  • Ancestry-approved researchers will be able to access de-identified data via the European Genome-Phenome Archive (EGA), an international data archive service that facilitates the sharing of data among scientific researchers. 
  • As a member of the COVID-19 Host Genetics Initiative, we are sharing summary statistics -- containing no personally identifiable information -- with qualified researchers and organizations working to develop treatments or vaccines. Members of the initiative, which is based on the principle of collaboration without personal gain or ownership of results, may also access the de-identified data hosted at EGA when it becomes available. 
  • The Regeneron Genetics Center (RGC), a world-leading organization studying genetic causes of and interventions for disease, will enhance their COVID-19 research efforts by accessing de-identified data from the study to accelerate understanding of the human genetic determinants of COVID-19 susceptibility, severity and outcomes. The RGC will make summary results derived from their research available to the global scientific community via their public research portal and through scientific publications, which will also include similar de-identified data from other large studies from around the world. 
  • Several academic research institutes have requested to use the de-identified data generated by the study to advance the understanding of aspects of COVID-19.

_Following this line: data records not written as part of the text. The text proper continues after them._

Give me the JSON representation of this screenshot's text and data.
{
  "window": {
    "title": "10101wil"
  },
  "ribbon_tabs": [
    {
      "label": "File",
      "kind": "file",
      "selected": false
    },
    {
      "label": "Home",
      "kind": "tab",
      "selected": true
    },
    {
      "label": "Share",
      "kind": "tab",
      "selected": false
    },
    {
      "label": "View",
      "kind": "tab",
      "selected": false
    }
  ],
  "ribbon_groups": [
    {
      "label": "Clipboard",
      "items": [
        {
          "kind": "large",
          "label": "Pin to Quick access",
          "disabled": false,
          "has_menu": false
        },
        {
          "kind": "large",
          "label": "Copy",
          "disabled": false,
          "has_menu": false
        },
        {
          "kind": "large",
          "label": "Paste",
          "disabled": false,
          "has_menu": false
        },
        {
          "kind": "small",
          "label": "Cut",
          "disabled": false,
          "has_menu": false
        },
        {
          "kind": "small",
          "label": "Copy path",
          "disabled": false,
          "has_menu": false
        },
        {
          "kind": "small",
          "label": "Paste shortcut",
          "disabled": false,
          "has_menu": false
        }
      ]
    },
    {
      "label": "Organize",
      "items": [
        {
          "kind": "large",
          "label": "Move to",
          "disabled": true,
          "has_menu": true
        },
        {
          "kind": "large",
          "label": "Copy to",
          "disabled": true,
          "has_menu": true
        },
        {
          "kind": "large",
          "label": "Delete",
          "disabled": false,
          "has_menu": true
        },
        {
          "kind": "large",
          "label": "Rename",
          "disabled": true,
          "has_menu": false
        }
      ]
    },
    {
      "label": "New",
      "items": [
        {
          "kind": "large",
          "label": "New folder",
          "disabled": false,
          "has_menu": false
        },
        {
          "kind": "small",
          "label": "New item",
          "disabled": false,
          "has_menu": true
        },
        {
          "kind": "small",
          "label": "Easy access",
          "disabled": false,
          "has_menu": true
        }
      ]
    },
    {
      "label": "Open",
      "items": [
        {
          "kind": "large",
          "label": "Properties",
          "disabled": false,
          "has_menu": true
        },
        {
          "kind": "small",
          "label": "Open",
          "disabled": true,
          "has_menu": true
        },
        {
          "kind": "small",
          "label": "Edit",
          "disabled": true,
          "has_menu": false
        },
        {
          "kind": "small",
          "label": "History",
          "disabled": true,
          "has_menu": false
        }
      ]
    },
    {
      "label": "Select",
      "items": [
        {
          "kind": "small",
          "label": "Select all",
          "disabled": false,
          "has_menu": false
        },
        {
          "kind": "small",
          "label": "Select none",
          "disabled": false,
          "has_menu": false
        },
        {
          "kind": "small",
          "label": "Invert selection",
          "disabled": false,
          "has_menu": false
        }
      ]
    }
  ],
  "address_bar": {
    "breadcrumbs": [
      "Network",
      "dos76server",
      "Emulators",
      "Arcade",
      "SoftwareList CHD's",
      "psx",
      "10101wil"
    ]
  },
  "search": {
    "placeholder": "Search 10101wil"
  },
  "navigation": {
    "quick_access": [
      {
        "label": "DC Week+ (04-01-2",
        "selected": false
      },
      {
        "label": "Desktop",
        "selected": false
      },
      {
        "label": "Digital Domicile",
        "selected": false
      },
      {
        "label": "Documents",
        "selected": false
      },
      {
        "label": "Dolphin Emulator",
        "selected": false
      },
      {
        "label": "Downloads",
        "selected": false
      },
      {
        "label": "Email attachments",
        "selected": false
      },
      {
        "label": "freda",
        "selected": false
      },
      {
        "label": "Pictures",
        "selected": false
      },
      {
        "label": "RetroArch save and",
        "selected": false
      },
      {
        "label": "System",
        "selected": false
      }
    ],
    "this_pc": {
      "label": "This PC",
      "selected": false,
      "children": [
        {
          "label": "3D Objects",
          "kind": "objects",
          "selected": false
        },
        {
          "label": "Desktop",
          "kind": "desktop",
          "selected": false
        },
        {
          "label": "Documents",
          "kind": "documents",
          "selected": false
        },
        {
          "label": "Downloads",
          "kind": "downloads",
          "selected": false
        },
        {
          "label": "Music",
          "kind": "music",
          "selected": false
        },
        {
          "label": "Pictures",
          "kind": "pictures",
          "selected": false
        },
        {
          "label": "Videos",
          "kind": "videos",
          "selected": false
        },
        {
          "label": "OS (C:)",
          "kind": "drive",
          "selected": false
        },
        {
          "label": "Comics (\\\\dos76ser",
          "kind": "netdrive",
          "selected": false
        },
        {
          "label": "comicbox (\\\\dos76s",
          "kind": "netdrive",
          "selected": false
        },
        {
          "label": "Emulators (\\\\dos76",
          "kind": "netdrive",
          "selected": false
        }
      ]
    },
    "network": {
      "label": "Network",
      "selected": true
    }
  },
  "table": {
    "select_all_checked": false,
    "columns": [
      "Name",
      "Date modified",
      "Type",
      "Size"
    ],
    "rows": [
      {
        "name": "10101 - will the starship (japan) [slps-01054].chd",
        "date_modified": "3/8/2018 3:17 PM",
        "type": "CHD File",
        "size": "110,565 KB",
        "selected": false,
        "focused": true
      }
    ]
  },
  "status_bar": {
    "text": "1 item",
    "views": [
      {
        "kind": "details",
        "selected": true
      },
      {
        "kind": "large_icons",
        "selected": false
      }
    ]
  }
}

Looking beyond COVID-19, as genomic science rapidly evolves, the ability to identify health risks will continue to expand and improve. As a partner to the healthcare ecosystem and global scientific community, we believe Ancestry can help find new ways to address many of the health concerns that keep us up at night. And while it's indisputable that we worry more about our family's health these days, the increased attention to our health -- and acceleration of science, research and prevention -- make me optimistic for the future. Ron Park, MD EVP of Health and DNA Ancestry